Aphids typically infect well-fed plants whose pots are rich with nitrogen-based fertilizers. To put it differently, aphids are a problem during flowering seasons.
For a Kalanchoe, late winter and springtime are when you need to be on the lookout for tiny, brown, or green aphids on the backside of your leaves.
It’s important to mention here that aphids are a fast-growing problem because they multiply pretty fast.
So, if you notice that your Kalanchoe’s no longer blooming flowers, take a look at your leaves and find out if you have an aphid issue. You’ll need to remove the infected parts and then burn them before quarantining the plant from the rest of your garden.
Mites, or vermins, regularly infect Kalanchoe varieties. Fortunately, they’re an easy disease to take care of, considering that all you need is a good bottle of insecticide.
A few common mites that you’re likely to find on your Kalanchoe leaves include spider mites, mealybugs, and scale insects.
Some mites form white webbings on the leaves, while others cause a speckled pattern to appear on them. Sooty mold and droopiness are other signs that you have a mites infection.
Isolate the infested plant in a contained space so you can safely spray it with a particular miticide or pesticide. After that, you can remove the insects by hand or instead, use insecticidal soap and horticultural oil.
Viral diseases may be rare, but they can be quite the complication. In most cases, you won’t be able to resolve the problem in time and will have to get rid of the plant.
Below, you’ll learn how to spot two of the most popular viruses that attack Kalanchoe species.

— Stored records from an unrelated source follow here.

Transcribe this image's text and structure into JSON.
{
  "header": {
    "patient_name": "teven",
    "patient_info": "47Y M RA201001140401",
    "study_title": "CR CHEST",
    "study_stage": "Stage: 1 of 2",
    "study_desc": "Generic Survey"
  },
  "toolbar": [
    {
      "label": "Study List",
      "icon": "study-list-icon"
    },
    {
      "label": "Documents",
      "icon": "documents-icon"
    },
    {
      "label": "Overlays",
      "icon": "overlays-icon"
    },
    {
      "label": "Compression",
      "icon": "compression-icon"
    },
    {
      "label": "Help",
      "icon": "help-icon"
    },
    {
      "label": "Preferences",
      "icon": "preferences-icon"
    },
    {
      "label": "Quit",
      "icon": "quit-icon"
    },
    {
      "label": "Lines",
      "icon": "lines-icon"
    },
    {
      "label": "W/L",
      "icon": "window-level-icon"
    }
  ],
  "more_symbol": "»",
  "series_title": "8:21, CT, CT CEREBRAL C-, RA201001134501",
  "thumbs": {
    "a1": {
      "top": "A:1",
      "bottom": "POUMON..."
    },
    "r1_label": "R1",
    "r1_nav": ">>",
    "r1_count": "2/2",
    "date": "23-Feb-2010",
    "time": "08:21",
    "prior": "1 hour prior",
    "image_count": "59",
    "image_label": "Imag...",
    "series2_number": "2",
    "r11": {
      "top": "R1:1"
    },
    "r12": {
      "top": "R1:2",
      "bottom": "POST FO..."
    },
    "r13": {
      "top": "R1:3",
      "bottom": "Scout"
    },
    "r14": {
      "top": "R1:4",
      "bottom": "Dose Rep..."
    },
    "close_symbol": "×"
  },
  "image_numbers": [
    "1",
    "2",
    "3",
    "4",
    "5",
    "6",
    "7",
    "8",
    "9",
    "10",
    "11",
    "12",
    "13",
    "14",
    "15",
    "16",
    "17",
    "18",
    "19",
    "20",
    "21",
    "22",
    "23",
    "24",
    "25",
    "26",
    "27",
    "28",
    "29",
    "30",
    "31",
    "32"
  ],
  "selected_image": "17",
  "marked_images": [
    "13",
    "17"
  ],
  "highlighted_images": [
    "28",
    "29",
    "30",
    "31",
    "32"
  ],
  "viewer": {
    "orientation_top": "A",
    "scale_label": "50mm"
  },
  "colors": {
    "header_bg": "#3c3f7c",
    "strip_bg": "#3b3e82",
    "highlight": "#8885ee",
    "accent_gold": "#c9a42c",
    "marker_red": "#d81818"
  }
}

Kalanchoe Top-Spotting Virus, or the badnavirus, is a pathogenic strain of viruses that belongs to the family of Caulimoviridae. This species is home to more than 90 types of viruses, all of which affect Kalanchoe varieties.
The way KTSV works is that it focuses on hindering the lifecycle of your Kalanchoe. Other symptoms you might come across are deformed leaves and yellow spots.
As is the case with most viruses, it can widespread pretty quickly if not immediately handled.
Kalanchoe Mosaic Virus is rare in Kalanchoe species, only because the mosaic virus is more common in vegetable and horticultural crops. This viral infection primarily affects the leaves by discoloring them.
What causes KMV would be a mite or aphid infestation that has carried the virus to your Kalanchoe. Once the viral disease shows, you’ll notice green, yellow, and black mosaic-patterned spots covering both sides of the plant’s leaves.
Unfortunately, there’s no proper cure for KMV as of yet. You can attempt to remove and burn the infected pieces in the early stages of the infection, otherwise, get rid of your plant.
Kalanchoe diseases are classified into four main categories; namely bacterial, fungal, viral, and pest-induced infestations.
While a few of these Kalanchoe infections are fatal and unfortunately, don’t have a direct cure, most of them can be easily treated. That’s why we hope our guide helped you learn about prevalent Kalanchoe diseases and how to quickly handle them.
Growing up with a mom who filled her home (inside and out) with all sorts of plants, Lisa got her start in gardening at a young age. Living now on her own with a home and yard full of plants (including an indoor greenhouse), she shares all the gardening tips she’s gained over the years.